Programme for International Student Assessment (PISA) – The 2015 Report
Judging one country’s performance against another, blindly utilising information contained in a PISA report is unsafe since there are so many conflicting characteristics to consider. It is only really useful to compare a country’s previous performance and economic performance against the present report to identify if it has improved or declined and even then basing judgements on performance figures alone is unsafe. It is better to read the report taking guidance from the information to be found at: “https://fullfact.org/education/what-you-dont-find-out-about-englands-educational-performance-pisa-league-table”

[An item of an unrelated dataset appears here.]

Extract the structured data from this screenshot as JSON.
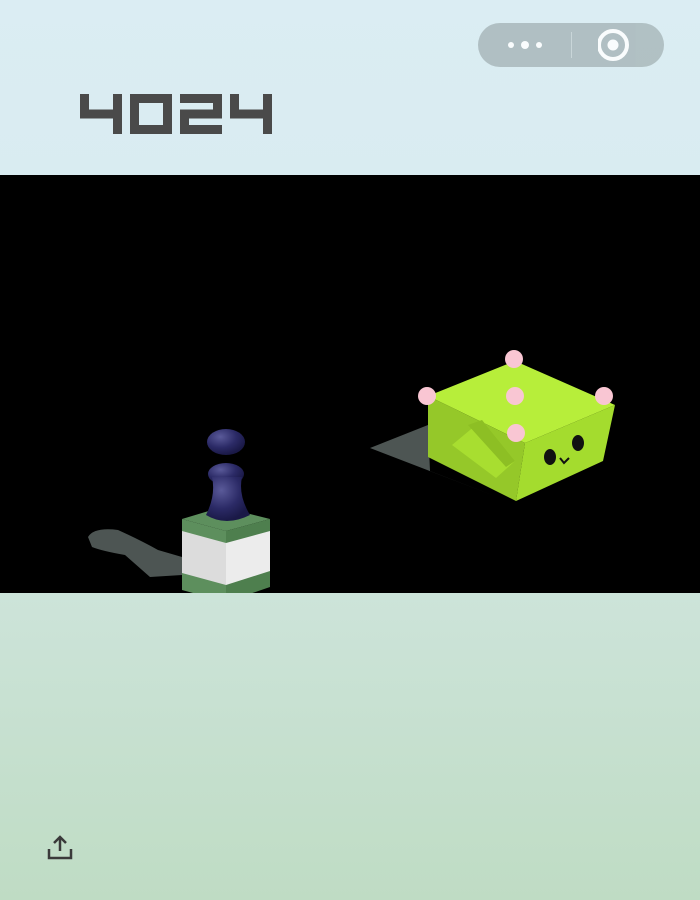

With the foregoing in mind, the BBC headline grabbing report “http://www.bbc.co.uk/news/uk-scotland-scotland-politics-38207729” (as usual) seeks to pervert the truth, placing perceived blame for failings in the performances of 15 year old pupils, in its entirety on the SNP government. Par for the course, this is a blatant attempt to distort the truth, (yet again).
This is the truth:
In 2012 a major core academic subject study of 500,000 students aged 15, (conducted by the Organisation for Economic Co-operation and Development (OECD)) identified that the performance of British schoolchildren had failed to improve over the period 1997-2012 despite a multi-billion pound rise in education spending, (under the New Labour government) taking the spend on education above the world average.
The difference in performance was particularly significant when compared to pupils in the Far East, (China, Singapore, Hong Kong, South Korea and Japan) but in general terms teenagers in other developed countries of the world (Switzerland, the Netherlands, Finland, Poland, Germany, Estonia, Ireland, Canada, Australia and New Zealand) were also edging ahead of the UK.
The review ranked the UK 26th for maths, 23rd for reading and 21st for science. An overall performance markedly similar to previous years (but the first time ever that the UK had failed to make the top 20 in any subject.) Other countries had improved in the same period giving the effect that education in the UK was foundering. Within the UK, England, Scotland and Northern Ireland achieved broadly similar results but Wales lagged behind in all three disciplines.
In 2012 around £60K was invested in each child a figure only bettered by a few other nations. For comparison this was double the amount spent by the world leader, China, meaning that its performance would have been even better if it had invested the same amount of financial support as the UK.
Another major concern in the report drew attention to the much vaunted (by the Labour government) year-after-year rise in headline test results (between 1997 and 2010,) fuelling concern over “grade inflation” (dumbing down standards artificially improving results. The revelation further fuelled allegations that the £30 billion rise in spending, (under Labour) had been wasted casting a major shadow over the Labour government’s education record since it had failed to translate into improved standards.
The study recommended that:
* Much greater emphasis should be given to the selection and training of teachers, encouraging them to work together, prioritising investment in teacher quality, not classroom sizes.
* Teachers should be set clear targets and outcomes, coupled with autonomy in the classroom.
* The status of the teaching profession should be placed higher in society (mirroring that of the Police). Providing opportunity for recruitment and retention of a much higher quality of students.
* Whilst the need for reform was urgent it was crucial to take time, completing a wide ranging consultation of all interested parties and other nations before introducing any further changes to an already badly bruised service.
9 Year analysis:
2009 2012 2015 9 Yr Ave Mean Ave
Maths: 493 495 493 493 502
Reading: 495 500 500 498
Science: 515 516 512 514
Maths: 499 498 491 496 501
Reading: 500 506 493 500
Science: 513 514 497 508
Maths: 492 487 493 490 498
Reading: 499 498 497 498
Science: 511 507 500 506
Maths: 472 468 478 472 480
Reading: 476 480 477 478
Science: 496 491 485 491
Scotland was consistently the best performing home nation in Maths and Reading and second to England only in Science